Segment Start: Task inputs

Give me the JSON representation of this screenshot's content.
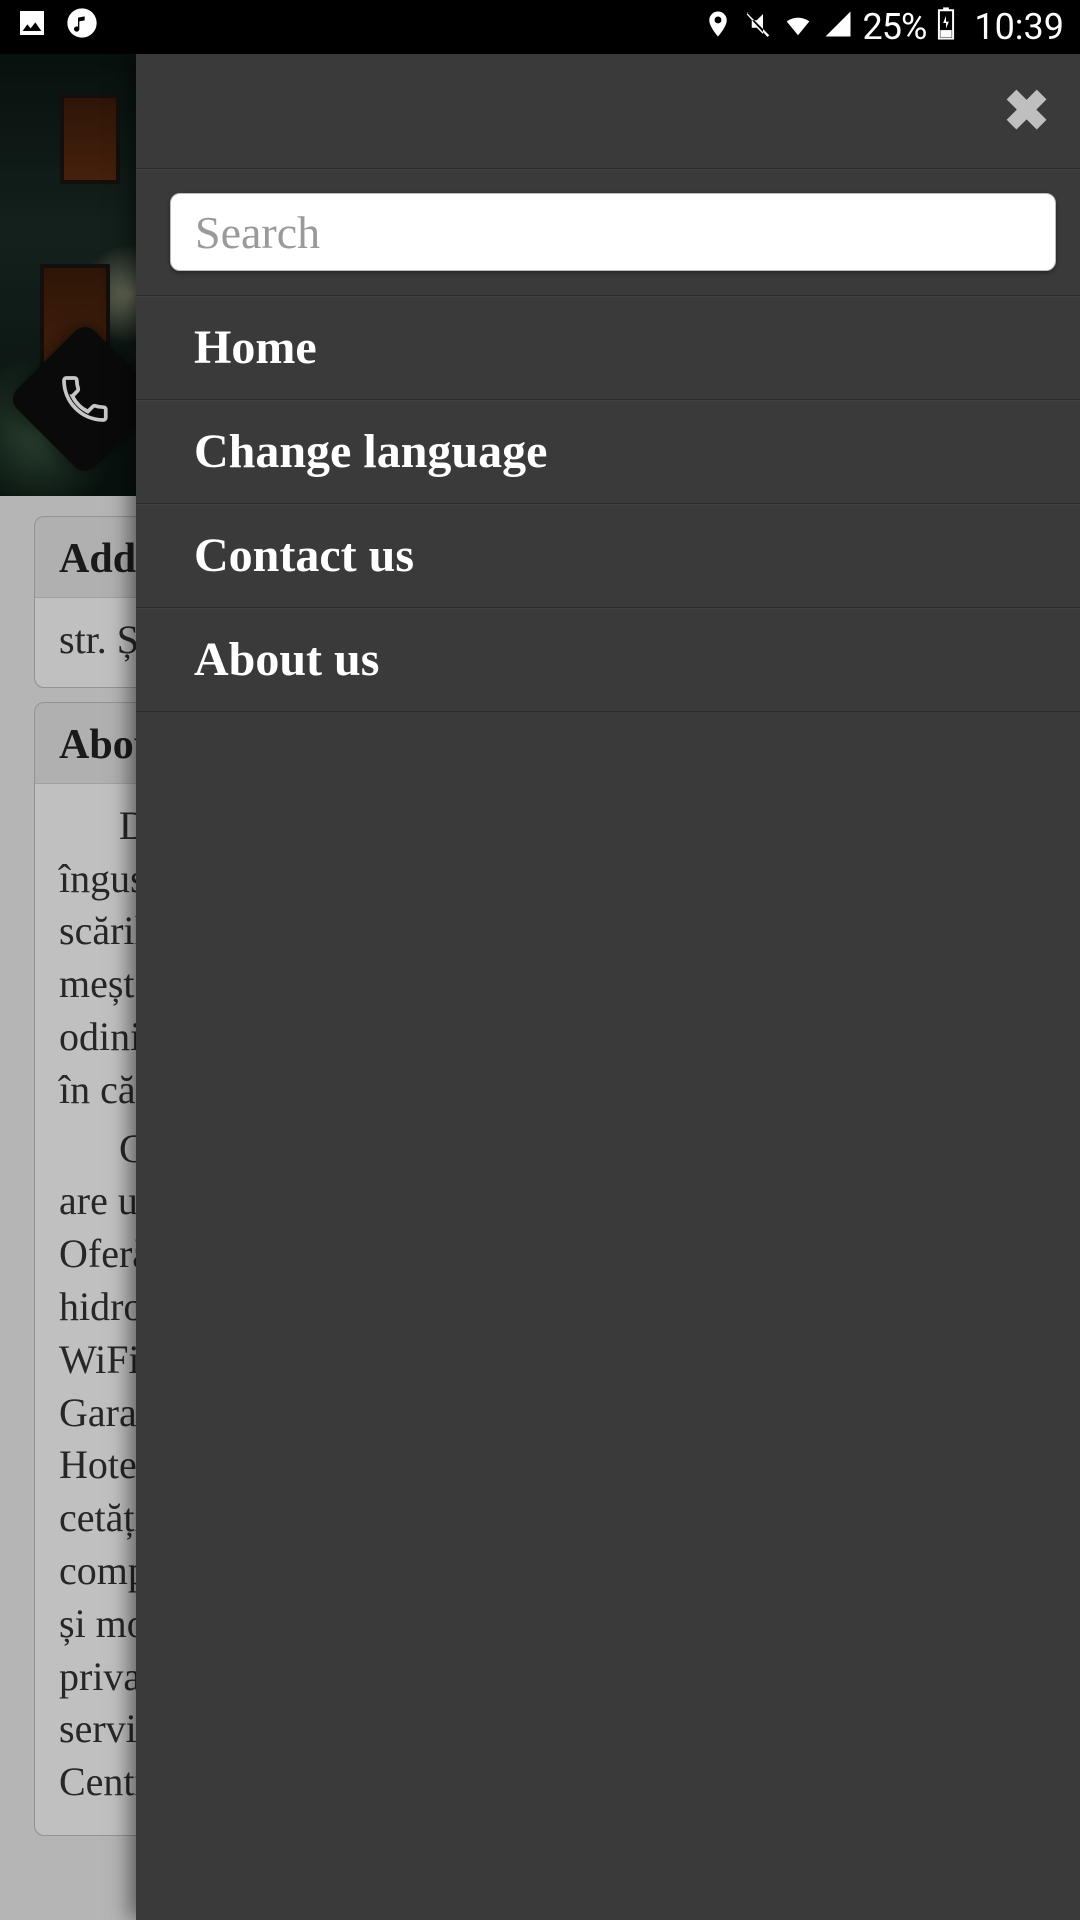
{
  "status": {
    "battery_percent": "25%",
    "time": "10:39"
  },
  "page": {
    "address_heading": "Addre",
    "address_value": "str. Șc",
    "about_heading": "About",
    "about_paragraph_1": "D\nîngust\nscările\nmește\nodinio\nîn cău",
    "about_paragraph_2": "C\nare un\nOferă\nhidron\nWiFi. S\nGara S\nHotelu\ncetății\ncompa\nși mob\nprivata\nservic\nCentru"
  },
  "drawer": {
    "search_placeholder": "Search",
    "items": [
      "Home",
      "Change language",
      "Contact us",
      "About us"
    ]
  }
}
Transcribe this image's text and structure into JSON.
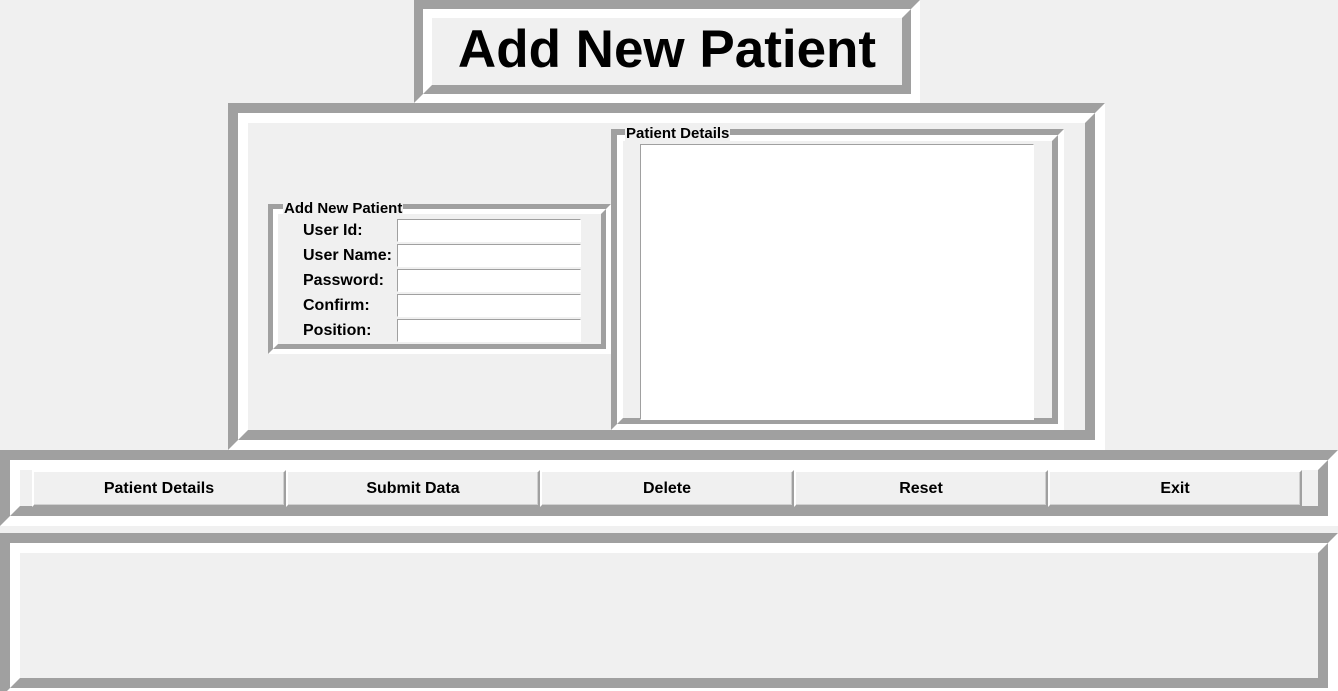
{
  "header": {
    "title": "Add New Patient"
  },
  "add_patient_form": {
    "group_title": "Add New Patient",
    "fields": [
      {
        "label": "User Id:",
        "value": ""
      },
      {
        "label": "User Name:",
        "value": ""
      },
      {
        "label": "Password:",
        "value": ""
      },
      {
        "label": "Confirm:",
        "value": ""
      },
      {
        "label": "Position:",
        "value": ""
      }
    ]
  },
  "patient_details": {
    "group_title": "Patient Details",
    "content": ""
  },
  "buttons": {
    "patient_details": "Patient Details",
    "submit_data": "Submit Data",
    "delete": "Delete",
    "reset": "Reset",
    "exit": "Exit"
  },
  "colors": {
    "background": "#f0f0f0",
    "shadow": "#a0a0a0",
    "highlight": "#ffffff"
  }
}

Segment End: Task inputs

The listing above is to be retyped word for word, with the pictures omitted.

◆ **Expected answer**
Give me the JSON representation of this screenshot's content.
{
  "status": {
    "battery_percent": "25%",
    "time": "10:39"
  },
  "page": {
    "address_heading": "Addre",
    "address_value": "str. Șc",
    "about_heading": "About",
    "about_paragraph_1": "D\nîngust\nscările\nmește\nodinio\nîn cău",
    "about_paragraph_2": "C\nare un\nOferă\nhidron\nWiFi. S\nGara S\nHotelu\ncetății\ncompa\nși mob\nprivata\nservic\nCentru"
  },
  "drawer": {
    "search_placeholder": "Search",
    "items": [
      "Home",
      "Change language",
      "Contact us",
      "About us"
    ]
  }
}
Transcribe this image's text and structure into JSON.
{
  "header": {
    "title": "Add New Patient"
  },
  "add_patient_form": {
    "group_title": "Add New Patient",
    "fields": [
      {
        "label": "User Id:",
        "value": ""
      },
      {
        "label": "User Name:",
        "value": ""
      },
      {
        "label": "Password:",
        "value": ""
      },
      {
        "label": "Confirm:",
        "value": ""
      },
      {
        "label": "Position:",
        "value": ""
      }
    ]
  },
  "patient_details": {
    "group_title": "Patient Details",
    "content": ""
  },
  "buttons": {
    "patient_details": "Patient Details",
    "submit_data": "Submit Data",
    "delete": "Delete",
    "reset": "Reset",
    "exit": "Exit"
  },
  "colors": {
    "background": "#f0f0f0",
    "shadow": "#a0a0a0",
    "highlight": "#ffffff"
  }
}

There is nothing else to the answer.